* [Information provided]
• • • •

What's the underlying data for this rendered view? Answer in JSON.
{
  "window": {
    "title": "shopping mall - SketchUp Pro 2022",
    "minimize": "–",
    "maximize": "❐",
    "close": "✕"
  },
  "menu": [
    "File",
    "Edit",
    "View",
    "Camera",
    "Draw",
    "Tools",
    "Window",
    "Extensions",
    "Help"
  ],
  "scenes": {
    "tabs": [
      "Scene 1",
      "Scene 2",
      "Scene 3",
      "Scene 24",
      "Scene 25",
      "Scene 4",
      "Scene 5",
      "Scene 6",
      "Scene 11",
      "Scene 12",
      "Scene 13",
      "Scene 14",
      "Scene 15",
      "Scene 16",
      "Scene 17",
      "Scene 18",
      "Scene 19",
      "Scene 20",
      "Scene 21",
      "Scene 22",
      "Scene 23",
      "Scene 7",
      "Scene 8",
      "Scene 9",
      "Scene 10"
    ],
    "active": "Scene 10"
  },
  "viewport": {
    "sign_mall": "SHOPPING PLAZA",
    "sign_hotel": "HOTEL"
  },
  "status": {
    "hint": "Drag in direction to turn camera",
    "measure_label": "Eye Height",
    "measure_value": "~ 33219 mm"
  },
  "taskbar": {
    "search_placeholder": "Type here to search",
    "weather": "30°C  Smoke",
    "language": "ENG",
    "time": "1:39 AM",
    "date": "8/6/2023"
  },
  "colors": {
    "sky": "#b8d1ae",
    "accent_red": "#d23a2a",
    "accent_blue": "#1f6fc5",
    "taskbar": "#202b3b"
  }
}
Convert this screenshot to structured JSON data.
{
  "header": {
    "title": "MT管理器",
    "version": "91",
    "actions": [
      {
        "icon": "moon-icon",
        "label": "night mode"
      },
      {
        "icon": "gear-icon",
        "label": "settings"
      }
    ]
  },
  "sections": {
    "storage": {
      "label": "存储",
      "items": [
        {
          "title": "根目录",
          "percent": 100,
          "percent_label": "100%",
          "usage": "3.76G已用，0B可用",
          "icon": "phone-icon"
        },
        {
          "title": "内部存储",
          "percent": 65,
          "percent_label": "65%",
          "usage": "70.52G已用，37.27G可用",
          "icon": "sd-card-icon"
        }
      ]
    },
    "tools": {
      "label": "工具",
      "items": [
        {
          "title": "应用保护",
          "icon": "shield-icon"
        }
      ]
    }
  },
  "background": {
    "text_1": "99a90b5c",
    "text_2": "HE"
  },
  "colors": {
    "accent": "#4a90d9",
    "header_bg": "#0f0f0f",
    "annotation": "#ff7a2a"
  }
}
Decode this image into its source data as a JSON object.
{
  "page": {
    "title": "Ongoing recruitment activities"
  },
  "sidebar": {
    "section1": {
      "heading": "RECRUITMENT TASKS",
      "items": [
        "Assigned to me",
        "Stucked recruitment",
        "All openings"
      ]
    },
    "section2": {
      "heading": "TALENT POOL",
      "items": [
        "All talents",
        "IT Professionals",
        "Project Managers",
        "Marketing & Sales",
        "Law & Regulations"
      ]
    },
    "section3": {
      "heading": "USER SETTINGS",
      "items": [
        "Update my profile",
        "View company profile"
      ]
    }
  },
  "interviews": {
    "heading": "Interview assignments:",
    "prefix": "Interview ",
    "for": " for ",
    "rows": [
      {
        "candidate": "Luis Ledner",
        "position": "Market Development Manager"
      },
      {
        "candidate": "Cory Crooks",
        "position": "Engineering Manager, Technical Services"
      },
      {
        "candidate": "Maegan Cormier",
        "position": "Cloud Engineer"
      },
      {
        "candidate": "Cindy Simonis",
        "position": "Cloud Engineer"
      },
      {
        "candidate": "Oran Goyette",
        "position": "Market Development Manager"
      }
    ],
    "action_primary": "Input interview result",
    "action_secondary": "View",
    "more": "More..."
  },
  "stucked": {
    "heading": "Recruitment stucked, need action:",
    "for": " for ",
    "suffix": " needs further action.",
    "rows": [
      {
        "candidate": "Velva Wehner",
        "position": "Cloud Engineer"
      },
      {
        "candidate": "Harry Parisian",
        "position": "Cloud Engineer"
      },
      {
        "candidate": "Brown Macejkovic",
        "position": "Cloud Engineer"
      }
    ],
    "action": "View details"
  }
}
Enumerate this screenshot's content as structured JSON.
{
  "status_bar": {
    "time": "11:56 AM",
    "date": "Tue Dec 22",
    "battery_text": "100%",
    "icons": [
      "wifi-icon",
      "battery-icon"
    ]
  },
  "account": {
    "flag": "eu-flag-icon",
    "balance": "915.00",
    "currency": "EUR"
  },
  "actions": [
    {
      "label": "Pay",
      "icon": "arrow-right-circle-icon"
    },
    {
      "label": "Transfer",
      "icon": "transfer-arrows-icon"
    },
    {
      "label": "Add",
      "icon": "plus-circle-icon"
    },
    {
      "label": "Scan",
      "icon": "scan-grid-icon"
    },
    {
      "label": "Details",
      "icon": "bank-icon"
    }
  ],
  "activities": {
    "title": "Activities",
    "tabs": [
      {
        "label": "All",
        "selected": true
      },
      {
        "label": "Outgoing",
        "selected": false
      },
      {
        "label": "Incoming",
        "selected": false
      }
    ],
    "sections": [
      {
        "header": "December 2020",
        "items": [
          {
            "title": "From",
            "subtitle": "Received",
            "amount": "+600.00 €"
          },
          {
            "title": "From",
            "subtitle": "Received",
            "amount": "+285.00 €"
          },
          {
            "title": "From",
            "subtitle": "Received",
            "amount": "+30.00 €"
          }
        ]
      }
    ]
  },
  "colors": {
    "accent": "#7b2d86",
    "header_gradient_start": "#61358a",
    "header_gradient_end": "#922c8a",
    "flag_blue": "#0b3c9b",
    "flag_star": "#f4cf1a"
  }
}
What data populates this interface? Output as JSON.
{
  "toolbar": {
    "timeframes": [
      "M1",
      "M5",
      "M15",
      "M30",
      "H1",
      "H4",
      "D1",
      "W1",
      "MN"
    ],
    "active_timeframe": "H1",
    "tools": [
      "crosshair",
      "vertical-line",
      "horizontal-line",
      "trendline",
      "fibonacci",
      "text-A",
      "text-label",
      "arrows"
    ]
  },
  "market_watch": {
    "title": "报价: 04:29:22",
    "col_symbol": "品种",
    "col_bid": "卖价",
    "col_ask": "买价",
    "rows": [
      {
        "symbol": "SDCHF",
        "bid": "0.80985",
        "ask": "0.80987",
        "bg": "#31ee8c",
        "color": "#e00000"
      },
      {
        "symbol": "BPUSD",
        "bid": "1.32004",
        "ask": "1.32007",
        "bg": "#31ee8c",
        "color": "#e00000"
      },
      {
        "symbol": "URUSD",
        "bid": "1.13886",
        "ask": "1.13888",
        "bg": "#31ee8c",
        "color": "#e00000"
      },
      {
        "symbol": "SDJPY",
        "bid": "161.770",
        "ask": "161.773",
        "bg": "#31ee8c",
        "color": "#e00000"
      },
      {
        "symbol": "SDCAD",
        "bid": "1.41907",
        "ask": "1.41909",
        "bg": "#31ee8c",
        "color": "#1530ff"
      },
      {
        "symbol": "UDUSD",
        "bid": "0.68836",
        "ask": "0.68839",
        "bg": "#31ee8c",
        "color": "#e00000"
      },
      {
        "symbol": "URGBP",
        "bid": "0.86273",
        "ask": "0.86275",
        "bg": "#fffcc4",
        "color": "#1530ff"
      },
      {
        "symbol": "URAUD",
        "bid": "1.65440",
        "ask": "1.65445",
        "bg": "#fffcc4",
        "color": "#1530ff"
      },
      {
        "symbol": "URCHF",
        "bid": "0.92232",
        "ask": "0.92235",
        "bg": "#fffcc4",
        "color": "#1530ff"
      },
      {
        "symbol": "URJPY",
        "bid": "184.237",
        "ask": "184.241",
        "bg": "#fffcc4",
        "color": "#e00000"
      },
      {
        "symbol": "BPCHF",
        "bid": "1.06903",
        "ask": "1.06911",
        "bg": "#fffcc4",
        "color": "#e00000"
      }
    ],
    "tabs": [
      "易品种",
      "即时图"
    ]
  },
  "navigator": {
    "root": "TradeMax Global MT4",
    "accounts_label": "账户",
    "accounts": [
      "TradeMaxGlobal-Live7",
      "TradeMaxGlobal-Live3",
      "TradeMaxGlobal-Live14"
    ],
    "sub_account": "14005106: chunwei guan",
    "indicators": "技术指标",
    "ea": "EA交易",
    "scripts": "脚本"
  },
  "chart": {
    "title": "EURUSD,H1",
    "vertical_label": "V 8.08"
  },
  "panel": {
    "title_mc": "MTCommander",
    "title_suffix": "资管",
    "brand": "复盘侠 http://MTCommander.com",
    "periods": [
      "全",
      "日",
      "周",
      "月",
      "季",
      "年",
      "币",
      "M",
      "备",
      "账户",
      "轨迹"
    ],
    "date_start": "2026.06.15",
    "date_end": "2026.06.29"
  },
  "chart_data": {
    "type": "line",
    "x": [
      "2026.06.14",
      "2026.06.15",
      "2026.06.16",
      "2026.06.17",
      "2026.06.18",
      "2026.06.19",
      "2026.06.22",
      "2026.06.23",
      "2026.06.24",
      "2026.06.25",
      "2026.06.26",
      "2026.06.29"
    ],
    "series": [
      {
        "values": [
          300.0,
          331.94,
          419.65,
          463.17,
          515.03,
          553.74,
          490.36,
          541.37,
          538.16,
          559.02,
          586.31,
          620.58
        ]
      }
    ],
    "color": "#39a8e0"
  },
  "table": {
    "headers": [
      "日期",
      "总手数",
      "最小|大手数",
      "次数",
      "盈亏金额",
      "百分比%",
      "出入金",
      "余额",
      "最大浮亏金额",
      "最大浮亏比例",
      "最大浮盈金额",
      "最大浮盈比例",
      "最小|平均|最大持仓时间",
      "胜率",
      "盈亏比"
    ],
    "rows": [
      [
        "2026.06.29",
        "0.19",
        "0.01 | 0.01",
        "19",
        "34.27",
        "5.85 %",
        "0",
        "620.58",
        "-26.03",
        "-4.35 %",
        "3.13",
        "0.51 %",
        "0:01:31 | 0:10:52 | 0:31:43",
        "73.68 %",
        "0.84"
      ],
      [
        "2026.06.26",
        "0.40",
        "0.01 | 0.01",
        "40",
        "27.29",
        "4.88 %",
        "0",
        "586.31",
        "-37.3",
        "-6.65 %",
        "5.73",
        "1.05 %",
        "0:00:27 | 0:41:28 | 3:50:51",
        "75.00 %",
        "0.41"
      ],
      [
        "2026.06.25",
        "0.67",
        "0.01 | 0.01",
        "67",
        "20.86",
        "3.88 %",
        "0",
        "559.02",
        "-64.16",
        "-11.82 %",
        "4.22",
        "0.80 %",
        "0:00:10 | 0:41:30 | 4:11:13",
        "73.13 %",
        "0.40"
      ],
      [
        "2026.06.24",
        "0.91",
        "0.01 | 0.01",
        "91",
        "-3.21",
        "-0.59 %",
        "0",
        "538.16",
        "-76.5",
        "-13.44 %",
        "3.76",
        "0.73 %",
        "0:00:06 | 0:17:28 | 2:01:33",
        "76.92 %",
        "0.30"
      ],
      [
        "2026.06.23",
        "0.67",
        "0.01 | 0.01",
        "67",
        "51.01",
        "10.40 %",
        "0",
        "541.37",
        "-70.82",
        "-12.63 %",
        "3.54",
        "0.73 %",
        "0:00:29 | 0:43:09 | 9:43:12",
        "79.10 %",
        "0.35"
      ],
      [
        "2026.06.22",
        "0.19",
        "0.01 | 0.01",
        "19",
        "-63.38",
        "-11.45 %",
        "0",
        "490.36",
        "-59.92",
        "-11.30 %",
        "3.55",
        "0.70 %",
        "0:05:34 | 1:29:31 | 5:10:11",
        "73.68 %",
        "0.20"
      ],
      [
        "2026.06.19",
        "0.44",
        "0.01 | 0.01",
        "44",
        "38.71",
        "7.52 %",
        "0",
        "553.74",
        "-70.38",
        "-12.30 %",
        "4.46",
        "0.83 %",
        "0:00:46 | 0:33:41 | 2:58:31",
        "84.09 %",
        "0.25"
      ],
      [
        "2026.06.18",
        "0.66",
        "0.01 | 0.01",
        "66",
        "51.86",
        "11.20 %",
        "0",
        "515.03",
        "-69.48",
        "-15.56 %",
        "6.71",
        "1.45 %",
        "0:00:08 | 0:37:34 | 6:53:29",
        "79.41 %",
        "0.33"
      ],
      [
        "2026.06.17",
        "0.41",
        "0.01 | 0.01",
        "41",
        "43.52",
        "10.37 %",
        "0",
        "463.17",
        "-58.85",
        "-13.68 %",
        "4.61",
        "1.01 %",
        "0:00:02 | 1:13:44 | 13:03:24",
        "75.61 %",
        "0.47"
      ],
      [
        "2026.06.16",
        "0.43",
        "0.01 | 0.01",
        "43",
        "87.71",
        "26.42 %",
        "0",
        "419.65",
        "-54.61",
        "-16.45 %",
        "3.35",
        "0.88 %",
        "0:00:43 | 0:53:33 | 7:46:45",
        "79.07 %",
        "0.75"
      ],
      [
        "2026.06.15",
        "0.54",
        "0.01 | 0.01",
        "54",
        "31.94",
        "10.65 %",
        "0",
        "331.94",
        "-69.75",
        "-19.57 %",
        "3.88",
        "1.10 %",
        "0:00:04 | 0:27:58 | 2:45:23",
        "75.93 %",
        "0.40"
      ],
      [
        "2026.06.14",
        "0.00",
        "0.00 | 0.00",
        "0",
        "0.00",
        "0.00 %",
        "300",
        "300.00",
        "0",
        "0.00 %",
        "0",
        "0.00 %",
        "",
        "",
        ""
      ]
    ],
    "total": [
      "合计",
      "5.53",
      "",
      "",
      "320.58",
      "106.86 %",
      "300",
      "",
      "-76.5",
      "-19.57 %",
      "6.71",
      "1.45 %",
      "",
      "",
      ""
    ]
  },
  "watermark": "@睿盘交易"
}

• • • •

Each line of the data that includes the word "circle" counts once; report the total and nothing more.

2